Friday, Feb. 14, 2020 | 2 a.m.
Democratic strategist James Carville’s recent harangue about the party included some remarks that seemed designed to shock rather than inspire, but he was on point about one thing.
“We have one moral imperative, and that’s to beat Donald Trump,” Carville told MSNBC in a rant that went viral.
That’s not hyperbole. Trump’s authoritarian assault on our democracy must be stopped, which is a key reason it’s critical for Nevada Democrats to participate in this year’s state caucuses.
The outcome could go a long way in determining which candidate has the best chance of defeating Trump. Here’s why:
For starters, Nevada is the first state in the process that looks like the nation overall in terms of ethnic diversity — at 29% Latino, 10% black and 10% Asian-American or Pacific Islander, Nevada reflects the makeup of the national electorate far more than Iowa and New Hampshire, whose populations are 85% and 90% white, respectively. We’re also the first state with a metro area of more than 1 million (Las Vegas, with 2.2 million) to vote.
That being the case, the contest stands to identify the candidate who can capture across-the-board support nationwide, as opposed to mostly white, rural voters.
In addition, Nevadans have a knack for choosing centrist candidates who shun extremism and instead take a coalition-building approach to leadership. Just take a look at our last two governors, moderate Republican Brian Sandoval and moderate Democrat Steve Sisolak, and consider some of the candidates who’ve lost at the polls — GOP culture warriors like gubernatorial candidate Adam Laxalt and congressional candidate Danny Tarkanian.
We tend not to focus on candidates’ gender, ethnicity, sexual orientation or party affiliation, but rather on whether we think they can build consensus and craft policies that serve the interests of those they serve — not just their parties and core supporters.
With our recent voting record, Nevada is poised to show the nation which of this year’s candidates would be the best antidote to Trump’s divisive presidency.
For state Democrats, caucusing this year isn’t just a matter of being a good citizen. The stakes are nothing less than the nation’s democracy, the global climate and the safety and well-being of both American citizens and the outsiders seeking refuge in our nation.
Emerging from his impeachment trial, Trump has little to deter him from pursuing his ambitions to gain dictatorial power. Senate Republicans, in embracing attorney Alan Dershowitz’s chilling argument that Trump could widely abuse his authority in the name of acting in the national interest, opened the door wide for him to wreck the system of checks and balances.
Meanwhile, another Trump term would be disastrous for the planet amid his ongoing dismantling of environmental regulations and the accelerating pace of global warming. And here at home, untold numbers of people of color and disadvantaged Americans will suffer due to Trump policies on the economy, health care and immigration.
So here’s hoping the Nevada caucus crowds are robust and diverse, including in ages.

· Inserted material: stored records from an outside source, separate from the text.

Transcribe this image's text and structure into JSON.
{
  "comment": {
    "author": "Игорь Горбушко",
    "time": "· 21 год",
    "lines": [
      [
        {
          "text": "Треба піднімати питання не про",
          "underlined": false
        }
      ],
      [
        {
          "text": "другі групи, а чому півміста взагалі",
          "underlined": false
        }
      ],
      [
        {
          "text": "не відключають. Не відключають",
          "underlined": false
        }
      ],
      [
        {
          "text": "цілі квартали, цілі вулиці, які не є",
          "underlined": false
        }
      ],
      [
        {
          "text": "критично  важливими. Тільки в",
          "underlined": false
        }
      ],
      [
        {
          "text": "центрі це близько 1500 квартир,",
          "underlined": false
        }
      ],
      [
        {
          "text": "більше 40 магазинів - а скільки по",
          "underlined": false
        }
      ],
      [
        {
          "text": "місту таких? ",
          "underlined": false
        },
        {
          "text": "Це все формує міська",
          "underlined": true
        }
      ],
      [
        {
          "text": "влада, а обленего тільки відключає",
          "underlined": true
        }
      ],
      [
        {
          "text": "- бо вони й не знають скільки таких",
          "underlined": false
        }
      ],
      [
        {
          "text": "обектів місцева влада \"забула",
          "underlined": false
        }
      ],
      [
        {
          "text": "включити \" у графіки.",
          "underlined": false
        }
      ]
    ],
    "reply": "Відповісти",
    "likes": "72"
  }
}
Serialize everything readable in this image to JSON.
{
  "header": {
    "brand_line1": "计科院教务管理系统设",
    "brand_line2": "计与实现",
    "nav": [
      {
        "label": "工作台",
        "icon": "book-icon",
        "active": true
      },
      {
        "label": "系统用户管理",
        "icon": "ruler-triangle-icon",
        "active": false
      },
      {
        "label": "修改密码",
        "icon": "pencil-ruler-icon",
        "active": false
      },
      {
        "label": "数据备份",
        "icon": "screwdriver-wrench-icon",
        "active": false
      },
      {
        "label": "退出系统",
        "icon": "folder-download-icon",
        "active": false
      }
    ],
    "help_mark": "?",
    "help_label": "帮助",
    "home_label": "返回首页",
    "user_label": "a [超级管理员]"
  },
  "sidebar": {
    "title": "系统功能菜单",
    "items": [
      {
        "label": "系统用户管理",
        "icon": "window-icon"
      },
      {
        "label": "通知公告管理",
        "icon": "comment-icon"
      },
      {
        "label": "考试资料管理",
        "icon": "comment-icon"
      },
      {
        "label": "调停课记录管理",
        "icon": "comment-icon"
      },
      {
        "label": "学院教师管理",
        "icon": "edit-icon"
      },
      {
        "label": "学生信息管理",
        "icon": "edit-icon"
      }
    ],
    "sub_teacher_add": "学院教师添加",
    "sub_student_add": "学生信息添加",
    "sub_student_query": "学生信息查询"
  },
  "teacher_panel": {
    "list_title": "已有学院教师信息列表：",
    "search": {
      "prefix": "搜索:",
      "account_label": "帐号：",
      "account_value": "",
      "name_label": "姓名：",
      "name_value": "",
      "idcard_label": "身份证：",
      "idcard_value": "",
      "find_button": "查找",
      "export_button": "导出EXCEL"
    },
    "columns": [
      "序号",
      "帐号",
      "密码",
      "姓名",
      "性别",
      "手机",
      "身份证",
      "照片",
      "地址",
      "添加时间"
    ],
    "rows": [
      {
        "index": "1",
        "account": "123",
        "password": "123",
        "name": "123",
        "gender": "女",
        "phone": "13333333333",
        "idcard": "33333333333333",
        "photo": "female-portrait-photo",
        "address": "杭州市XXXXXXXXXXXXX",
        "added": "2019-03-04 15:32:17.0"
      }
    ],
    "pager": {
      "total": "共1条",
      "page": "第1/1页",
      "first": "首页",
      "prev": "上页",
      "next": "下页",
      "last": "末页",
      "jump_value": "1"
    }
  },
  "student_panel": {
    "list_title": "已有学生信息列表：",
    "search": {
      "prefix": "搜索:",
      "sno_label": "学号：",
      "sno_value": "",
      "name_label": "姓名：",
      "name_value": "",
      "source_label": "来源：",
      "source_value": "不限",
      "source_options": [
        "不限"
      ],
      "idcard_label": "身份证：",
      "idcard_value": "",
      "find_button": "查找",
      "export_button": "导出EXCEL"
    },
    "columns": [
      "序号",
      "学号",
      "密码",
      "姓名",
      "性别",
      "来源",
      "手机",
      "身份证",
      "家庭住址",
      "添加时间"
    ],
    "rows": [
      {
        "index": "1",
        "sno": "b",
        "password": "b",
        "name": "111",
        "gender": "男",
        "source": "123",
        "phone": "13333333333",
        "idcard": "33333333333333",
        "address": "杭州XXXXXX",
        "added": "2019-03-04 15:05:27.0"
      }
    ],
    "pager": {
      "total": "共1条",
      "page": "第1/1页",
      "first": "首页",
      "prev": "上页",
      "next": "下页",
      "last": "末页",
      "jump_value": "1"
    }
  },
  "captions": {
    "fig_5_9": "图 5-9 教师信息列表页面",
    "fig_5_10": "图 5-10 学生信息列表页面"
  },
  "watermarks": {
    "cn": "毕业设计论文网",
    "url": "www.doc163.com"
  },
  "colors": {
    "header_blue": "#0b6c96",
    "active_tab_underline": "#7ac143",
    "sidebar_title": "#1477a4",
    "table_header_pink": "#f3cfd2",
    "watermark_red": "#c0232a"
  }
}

For young voters, especially, participation is critical. They’re the ones who’ll be living in a nation and world made increasingly chaotic, volatile and at-risk due to the actions of older generations. Younger voters deserve a loud say in choosing today’s leaders. They have one thanks to their numbers — Generation Z is the largest in the U.S. — and their increasing political mobilization behind such issues as gun violence and climate change.
They must not waste that voice. This is the time for those voters not just to speak but roar.
As always, there will be naysayers on the sidelines trying to dissuade voters from caucusing. They’ll complain that the caucus process needs to be modernized or junked, and they’ll point to the disaster in Iowa as proof of their point.
But they’re not worth listening to. Not ever, and especially not this year.
Yes, things went bad in Iowa, but the Nevada Democratic Party took lessons in the failures there and has worked to prevent such problems in our caucuses.
But the bigger picture is this: Faced with the most undemocratic and un-American president in U.S. history, it’s as important as ever for Nevadans to take a stand for the nation by voting at every opportunity. The caucus is our first opportunity of 2020 to do that.
Editor’s note: The caucuses are scheduled for Feb. 22, but early voting will be available Saturday through Tuesday at locations throughout the Las Vegas Valley. For a list of early voting sites, click here.